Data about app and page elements
::::::
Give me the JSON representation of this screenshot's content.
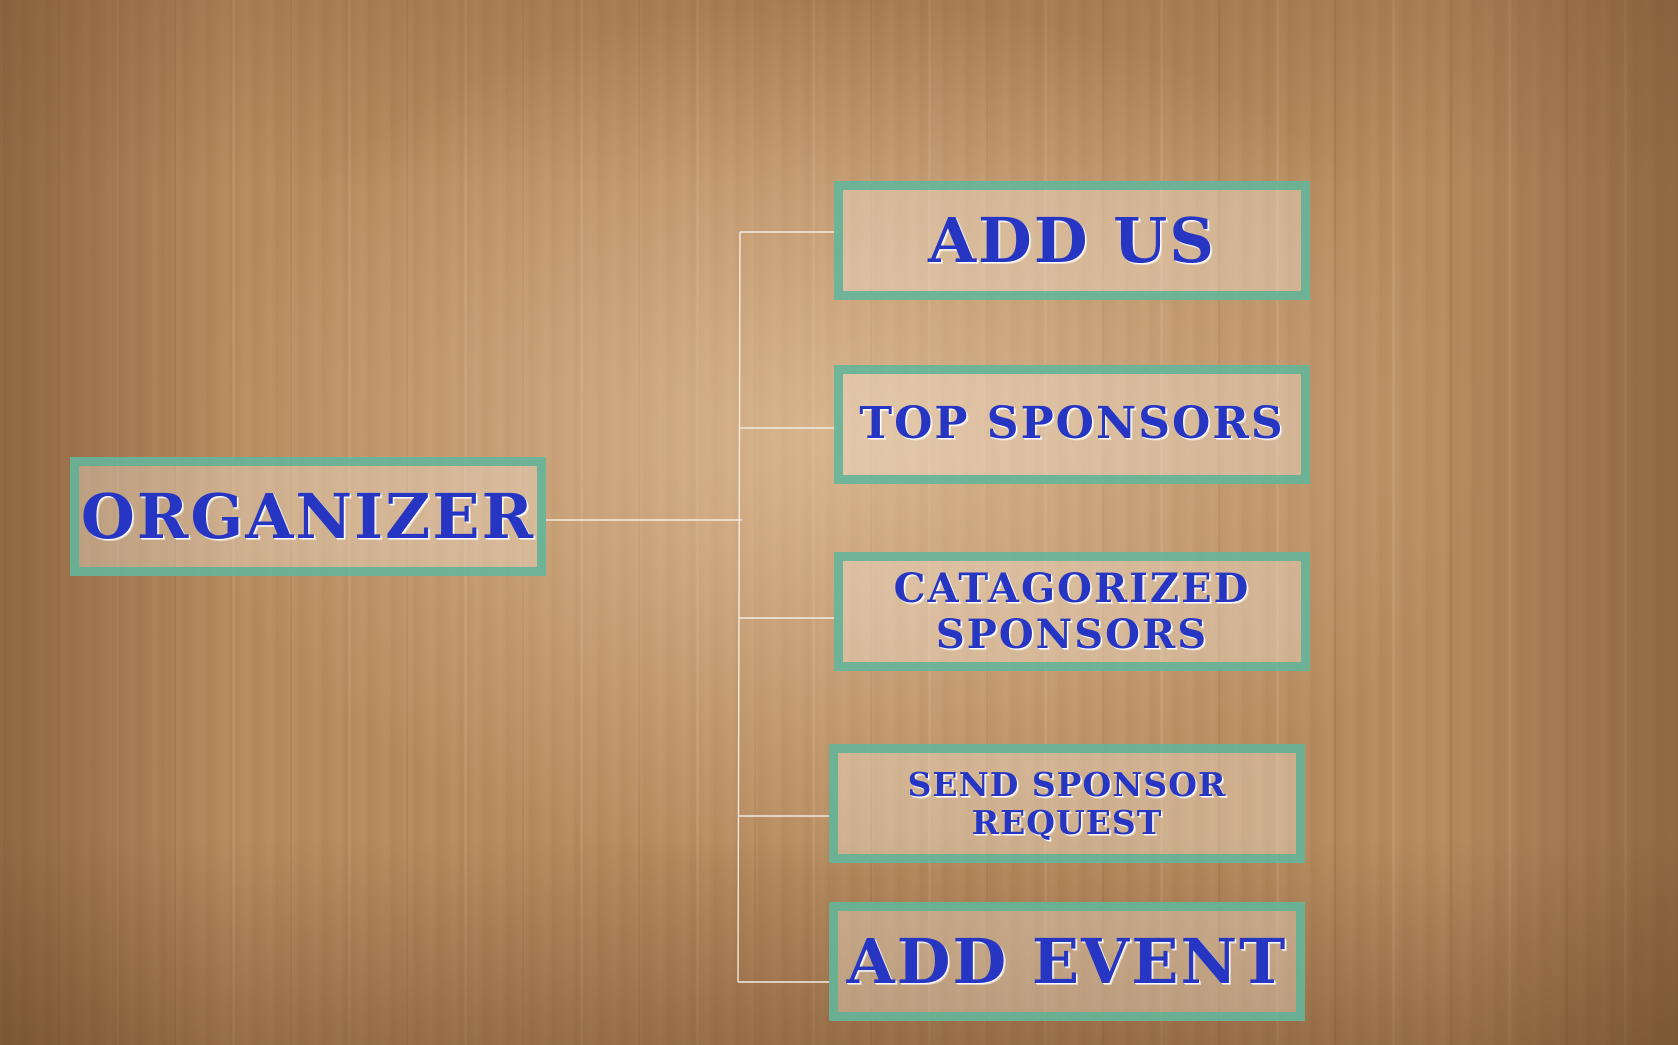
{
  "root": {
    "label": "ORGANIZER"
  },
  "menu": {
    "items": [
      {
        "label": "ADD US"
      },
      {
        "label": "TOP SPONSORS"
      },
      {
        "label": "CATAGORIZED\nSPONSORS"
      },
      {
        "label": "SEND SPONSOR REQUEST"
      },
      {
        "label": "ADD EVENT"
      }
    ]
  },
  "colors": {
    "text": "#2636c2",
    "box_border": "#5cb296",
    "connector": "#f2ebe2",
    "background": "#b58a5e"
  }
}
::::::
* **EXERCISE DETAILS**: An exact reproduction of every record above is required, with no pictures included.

* **EXPECTED ANSWER**:
Give me the JSON representation of this screenshot's content.
{
  "root": {
    "label": "ORGANIZER"
  },
  "menu": {
    "items": [
      {
        "label": "ADD US"
      },
      {
        "label": "TOP SPONSORS"
      },
      {
        "label": "CATAGORIZED\nSPONSORS"
      },
      {
        "label": "SEND SPONSOR REQUEST"
      },
      {
        "label": "ADD EVENT"
      }
    ]
  },
  "colors": {
    "text": "#2636c2",
    "box_border": "#5cb296",
    "connector": "#f2ebe2",
    "background": "#b58a5e"
  }
}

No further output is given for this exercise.